And above all, watch with glittering eyes the whole world around you because the greatest secrets are always hidden in the most unlikely places. –Roald Dahl
It was one of those glorious, southern, end-of-summer mornings. Before the busy-ness of the day. Before the second cup of coffee. Before August humidity took my breath, forced me off the patio, and sent me seeking an air-conditioned space.
It was then that I noticed a metaphor for education and life crawling across a rock in my tiny garden.
A snail had found his way to the happiness rock.
Mr. Snail on the happiness rock got me thinking about my teaching and learning with children.
Children’s school days need to make sense, to be filled with opportunities for play, passion, and purpose in an environment that doesn’t feel rushed. Their work and learning must be connected to the work and learning they will do for the rest of their lives.

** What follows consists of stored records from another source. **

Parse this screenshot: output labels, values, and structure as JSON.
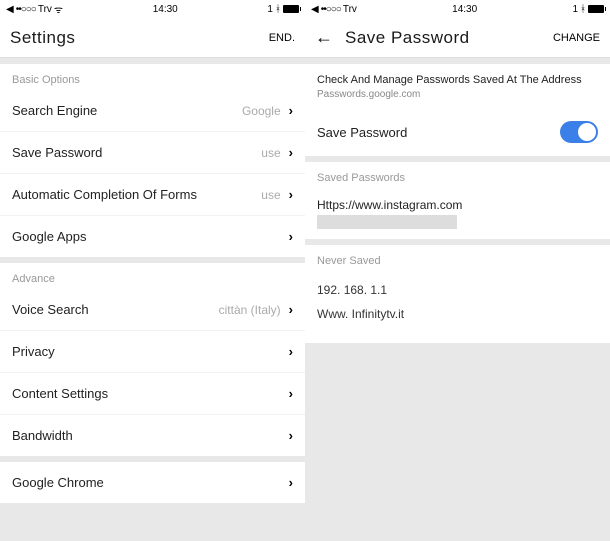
{
  "left": {
    "status": {
      "carrier": "Trv",
      "time": "14:30",
      "bt": "1",
      "signal": "••○○○",
      "wifi": "⚲"
    },
    "header": {
      "title": "Settings",
      "action": "END."
    },
    "basic": {
      "header": "Basic Options",
      "items": [
        {
          "label": "Search Engine",
          "value": "Google"
        },
        {
          "label": "Save Password",
          "value": "use"
        },
        {
          "label": "Automatic Completion Of Forms",
          "value": "use"
        },
        {
          "label": "Google Apps",
          "value": ""
        }
      ]
    },
    "advance": {
      "header": "Advance",
      "items": [
        {
          "label": "Voice Search",
          "value": "cittàn (Italy)"
        },
        {
          "label": "Privacy",
          "value": ""
        },
        {
          "label": "Content Settings",
          "value": ""
        },
        {
          "label": "Bandwidth",
          "value": ""
        }
      ]
    },
    "footer": {
      "label": "Google Chrome"
    }
  },
  "right": {
    "status": {
      "carrier": "Trv",
      "time": "14:30",
      "bt": "1",
      "signal": "••○○○"
    },
    "header": {
      "title": "Save Password",
      "action": "CHANGE"
    },
    "intro": {
      "text": "Check And Manage Passwords Saved At The Address",
      "link": "Passwords.google.com"
    },
    "toggle": {
      "label": "Save Password",
      "on": true
    },
    "saved": {
      "header": "Saved Passwords",
      "item": "Https://www.instagram.com"
    },
    "never": {
      "header": "Never Saved",
      "items": [
        "192. 168. 1.1",
        "Www. Infinitytv.it"
      ]
    }
  }
}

Unfortunately, with overloaded curriculum binders and standards documents, pages of meaningless data collection, unreasonable state and federal mandates, and standardized testing pressure, we, their teachers, sometimes lose sight of what’s most important.

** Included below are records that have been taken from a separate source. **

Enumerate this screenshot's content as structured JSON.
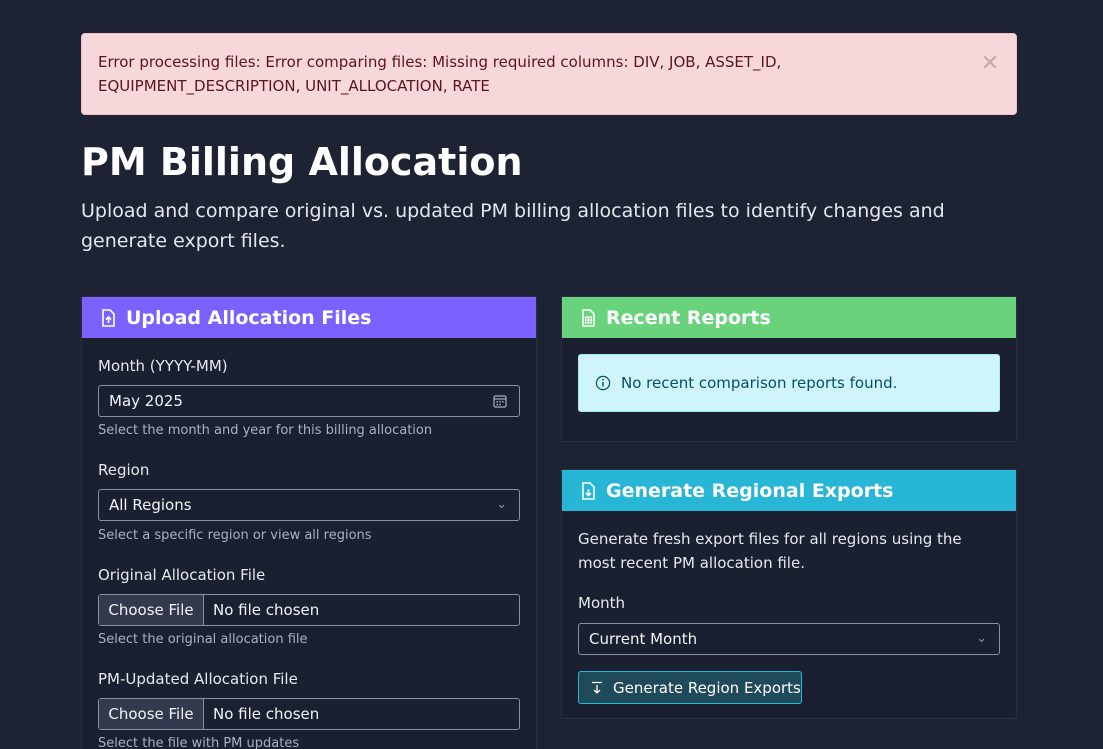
{
  "alert": {
    "message": "Error processing files: Error comparing files: Missing required columns: DIV, JOB, ASSET_ID, EQUIPMENT_DESCRIPTION, UNIT_ALLOCATION, RATE",
    "close_icon": "close-icon",
    "color": "#f8d7da"
  },
  "page": {
    "title": "PM Billing Allocation",
    "subtitle": "Upload and compare original vs. updated PM billing allocation files to identify changes and generate export files."
  },
  "upload": {
    "header": "Upload Allocation Files",
    "header_icon": "file-upload-icon",
    "header_color": "#7b61ff",
    "month": {
      "label": "Month (YYYY-MM)",
      "value": "May 2025",
      "icon": "calendar-icon",
      "help": "Select the month and year for this billing allocation"
    },
    "region": {
      "label": "Region",
      "value": "All Regions",
      "icon": "chevron-down-icon",
      "help": "Select a specific region or view all regions"
    },
    "original": {
      "label": "Original Allocation File",
      "button": "Choose File",
      "status": "No file chosen",
      "help": "Select the original allocation file"
    },
    "updated": {
      "label": "PM-Updated Allocation File",
      "button": "Choose File",
      "status": "No file chosen",
      "help": "Select the file with PM updates"
    }
  },
  "recent": {
    "header": "Recent Reports",
    "header_icon": "spreadsheet-icon",
    "header_color": "#69d27c",
    "info_icon": "info-icon",
    "empty_message": "No recent comparison reports found."
  },
  "exports": {
    "header": "Generate Regional Exports",
    "header_icon": "file-download-icon",
    "header_color": "#27b6d6",
    "description": "Generate fresh export files for all regions using the most recent PM allocation file.",
    "month_label": "Month",
    "month_value": "Current Month",
    "month_icon": "chevron-down-icon",
    "button": "Generate Region Exports",
    "button_icon": "download-icon"
  }
}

We forget to slow down and soak in the beautiful data that’s right in front of our eyes, and we forget to teach our students to do the same.
When we’re “racing to the top” in our classrooms, no one is winning, no one is truly learning, and I doubt anyone is happy.
If we don’t slow down, we’ll miss the ah-ha moments. If we don’t make time to ask our students what matters to them, we’ll miss their stories and their passions. We’ll miss their strengths and their struggles. We’ll miss the unique ways they solve problems, create new ideas, and collaborate with their peers. We’ll miss what we can learn from children so that in turn, we can teach them wisely and well.
Below you’ll find examples of the students’ daily plans, accomplishments, and reflections on their work and learning through this past week in fourth grade. I’m spending time reading and re-reading these pieces of student writing. Their words speak volumes about their social, emotional, and academic growth. From their words, I learn what’s in their heads…and what’s in their hearts, and this is the best data I could ever ask for as I prepare for a new week of teaching and learning with this group of children.
We have to slow down, prioritize, and make time for reflection for our students and ourselves. With an environment filled with possibility and support, daily tending and nurturing, and time to reflect and grow slowly, we can guarantee that our students will become forever learners who live happily ever after.